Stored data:
--

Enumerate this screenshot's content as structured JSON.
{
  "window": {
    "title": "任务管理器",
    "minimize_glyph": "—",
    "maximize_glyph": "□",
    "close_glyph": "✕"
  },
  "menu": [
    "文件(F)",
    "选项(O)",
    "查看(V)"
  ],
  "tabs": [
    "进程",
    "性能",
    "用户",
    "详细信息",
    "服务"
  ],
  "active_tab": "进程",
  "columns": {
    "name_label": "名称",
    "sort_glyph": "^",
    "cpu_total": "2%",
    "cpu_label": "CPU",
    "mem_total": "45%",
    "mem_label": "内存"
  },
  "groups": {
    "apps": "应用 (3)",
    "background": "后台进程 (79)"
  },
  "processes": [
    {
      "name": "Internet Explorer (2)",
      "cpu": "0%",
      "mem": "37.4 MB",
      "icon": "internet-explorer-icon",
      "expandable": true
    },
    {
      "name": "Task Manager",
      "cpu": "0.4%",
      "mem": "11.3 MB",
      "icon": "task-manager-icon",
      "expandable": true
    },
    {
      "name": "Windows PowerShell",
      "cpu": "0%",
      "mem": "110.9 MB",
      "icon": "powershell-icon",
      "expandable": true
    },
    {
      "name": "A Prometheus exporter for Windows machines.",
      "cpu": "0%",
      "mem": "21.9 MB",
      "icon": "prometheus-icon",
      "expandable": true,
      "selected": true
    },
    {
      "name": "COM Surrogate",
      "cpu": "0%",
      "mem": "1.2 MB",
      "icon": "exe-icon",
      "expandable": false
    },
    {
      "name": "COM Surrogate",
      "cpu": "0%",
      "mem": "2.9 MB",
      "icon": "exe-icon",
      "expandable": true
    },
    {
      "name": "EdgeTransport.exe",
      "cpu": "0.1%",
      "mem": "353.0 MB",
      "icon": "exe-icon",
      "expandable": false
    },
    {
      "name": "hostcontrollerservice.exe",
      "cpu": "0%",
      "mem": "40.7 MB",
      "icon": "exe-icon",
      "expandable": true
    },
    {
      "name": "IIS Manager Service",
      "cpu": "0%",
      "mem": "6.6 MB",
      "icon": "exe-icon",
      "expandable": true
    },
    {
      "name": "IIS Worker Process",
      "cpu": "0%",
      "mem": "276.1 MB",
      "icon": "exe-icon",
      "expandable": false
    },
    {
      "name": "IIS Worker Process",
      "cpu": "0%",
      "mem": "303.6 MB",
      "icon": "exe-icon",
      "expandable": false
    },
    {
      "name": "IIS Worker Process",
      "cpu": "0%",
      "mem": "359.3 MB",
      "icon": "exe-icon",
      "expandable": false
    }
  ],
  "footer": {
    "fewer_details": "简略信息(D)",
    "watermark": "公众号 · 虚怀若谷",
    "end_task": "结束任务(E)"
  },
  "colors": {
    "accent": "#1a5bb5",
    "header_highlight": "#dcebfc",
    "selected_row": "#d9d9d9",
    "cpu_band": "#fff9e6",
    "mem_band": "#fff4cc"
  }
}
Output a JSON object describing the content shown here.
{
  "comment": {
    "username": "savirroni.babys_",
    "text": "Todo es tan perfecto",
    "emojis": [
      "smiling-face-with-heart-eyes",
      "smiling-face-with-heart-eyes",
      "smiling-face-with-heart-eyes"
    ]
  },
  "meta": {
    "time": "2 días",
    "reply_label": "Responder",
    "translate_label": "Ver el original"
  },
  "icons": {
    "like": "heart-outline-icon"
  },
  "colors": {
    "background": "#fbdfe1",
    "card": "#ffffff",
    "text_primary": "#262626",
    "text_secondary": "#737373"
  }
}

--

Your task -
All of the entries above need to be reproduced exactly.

Task solution -
Enumerate this screenshot's content as structured JSON.
{
  "window": {
    "title": "任务管理器",
    "minimize_glyph": "—",
    "maximize_glyph": "□",
    "close_glyph": "✕"
  },
  "menu": [
    "文件(F)",
    "选项(O)",
    "查看(V)"
  ],
  "tabs": [
    "进程",
    "性能",
    "用户",
    "详细信息",
    "服务"
  ],
  "active_tab": "进程",
  "columns": {
    "name_label": "名称",
    "sort_glyph": "^",
    "cpu_total": "2%",
    "cpu_label": "CPU",
    "mem_total": "45%",
    "mem_label": "内存"
  },
  "groups": {
    "apps": "应用 (3)",
    "background": "后台进程 (79)"
  },
  "processes": [
    {
      "name": "Internet Explorer (2)",
      "cpu": "0%",
      "mem": "37.4 MB",
      "icon": "internet-explorer-icon",
      "expandable": true
    },
    {
      "name": "Task Manager",
      "cpu": "0.4%",
      "mem": "11.3 MB",
      "icon": "task-manager-icon",
      "expandable": true
    },
    {
      "name": "Windows PowerShell",
      "cpu": "0%",
      "mem": "110.9 MB",
      "icon": "powershell-icon",
      "expandable": true
    },
    {
      "name": "A Prometheus exporter for Windows machines.",
      "cpu": "0%",
      "mem": "21.9 MB",
      "icon": "prometheus-icon",
      "expandable": true,
      "selected": true
    },
    {
      "name": "COM Surrogate",
      "cpu": "0%",
      "mem": "1.2 MB",
      "icon": "exe-icon",
      "expandable": false
    },
    {
      "name": "COM Surrogate",
      "cpu": "0%",
      "mem": "2.9 MB",
      "icon": "exe-icon",
      "expandable": true
    },
    {
      "name": "EdgeTransport.exe",
      "cpu": "0.1%",
      "mem": "353.0 MB",
      "icon": "exe-icon",
      "expandable": false
    },
    {
      "name": "hostcontrollerservice.exe",
      "cpu": "0%",
      "mem": "40.7 MB",
      "icon": "exe-icon",
      "expandable": true
    },
    {
      "name": "IIS Manager Service",
      "cpu": "0%",
      "mem": "6.6 MB",
      "icon": "exe-icon",
      "expandable": true
    },
    {
      "name": "IIS Worker Process",
      "cpu": "0%",
      "mem": "276.1 MB",
      "icon": "exe-icon",
      "expandable": false
    },
    {
      "name": "IIS Worker Process",
      "cpu": "0%",
      "mem": "303.6 MB",
      "icon": "exe-icon",
      "expandable": false
    },
    {
      "name": "IIS Worker Process",
      "cpu": "0%",
      "mem": "359.3 MB",
      "icon": "exe-icon",
      "expandable": false
    }
  ],
  "footer": {
    "fewer_details": "简略信息(D)",
    "watermark": "公众号 · 虚怀若谷",
    "end_task": "结束任务(E)"
  },
  "colors": {
    "accent": "#1a5bb5",
    "header_highlight": "#dcebfc",
    "selected_row": "#d9d9d9",
    "cpu_band": "#fff9e6",
    "mem_band": "#fff4cc"
  }
}
Output a JSON object describing the content shown here.
{
  "comment": {
    "username": "savirroni.babys_",
    "text": "Todo es tan perfecto",
    "emojis": [
      "smiling-face-with-heart-eyes",
      "smiling-face-with-heart-eyes",
      "smiling-face-with-heart-eyes"
    ]
  },
  "meta": {
    "time": "2 días",
    "reply_label": "Responder",
    "translate_label": "Ver el original"
  },
  "icons": {
    "like": "heart-outline-icon"
  },
  "colors": {
    "background": "#fbdfe1",
    "card": "#ffffff",
    "text_primary": "#262626",
    "text_secondary": "#737373"
  }
}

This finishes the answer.